“To be” seems the only option here; otherwise, South African playwright Robin Malan’s pared-down adaptation would be completely silent. The Philadelphia Shakespeare Theatre presents Malan’s one-actor distillation, which cuts out everything that doesn’t emerge from the mouth of the Danish Prince himself — or herself, in this case, with Hamlet being played by local actress Melissa Dunphy.
‘The Hunchback of Notre Dame… A Mute Play’
Sept. 11-22, $20, First Presbyterian Church, 201 S. 21st St.
The Renegade Company, best known for performing “Moby Dick” in a bathtub, returns with a tight-lipped version of Victor Hugo’s oft-adapted novel. The production takes its cues from German silent cinema, setting Quasimodo’s story against a nightmarish expressionist backdrop.

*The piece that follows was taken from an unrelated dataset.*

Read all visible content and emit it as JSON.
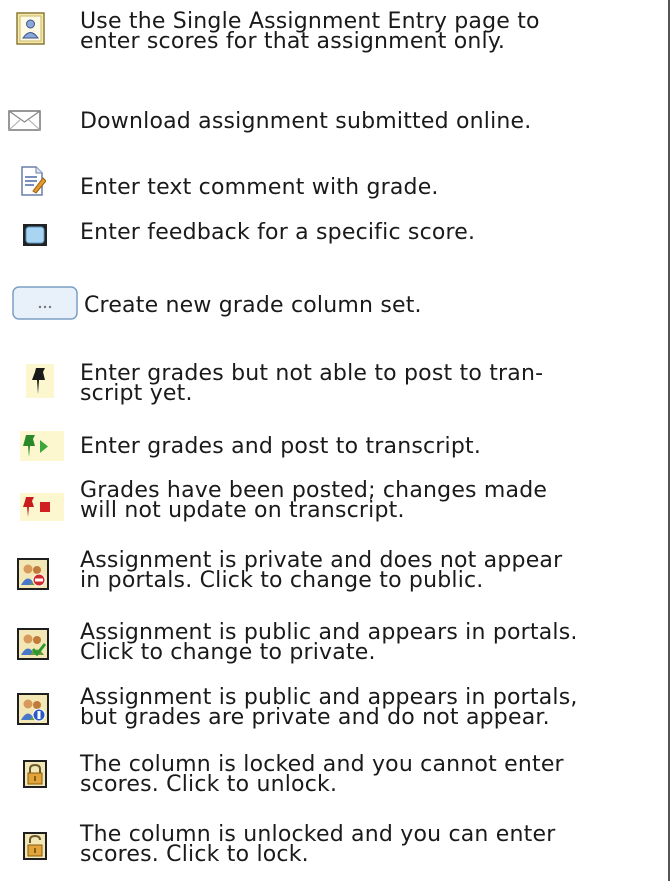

‘Antigone Sr./Twenty Looks or Paris is Burning at The Judson Church (L)’
Sept. 12-13, $29, FringeArts, 140 N. Columbus Blvd.
Choreographer Trajal Harrell keeps the all-male cast for Sophocles’ play while updating the Greek tragedy with a New York runway set, pop culture references, and voguing.
‘By You That Made Me, Frankenstein’
Sept. 12-21, $20, The Franklin Inn Club, 205 S. Camac St.
Perhaps recognizing a kindred spirit in the resurrection of a moribund entiti, the Philadelphia Opera Collective continues its mission of engaging modern audiences for opera with a new adaptation of Mary Shelley’s landmark horror novel. Intimately set among the book-lined parlor of Philadelphia’s oldest writer’s club, the production combines trained and untrained singers performing for an audience sipping wine and relaxing in armchairs and sofas.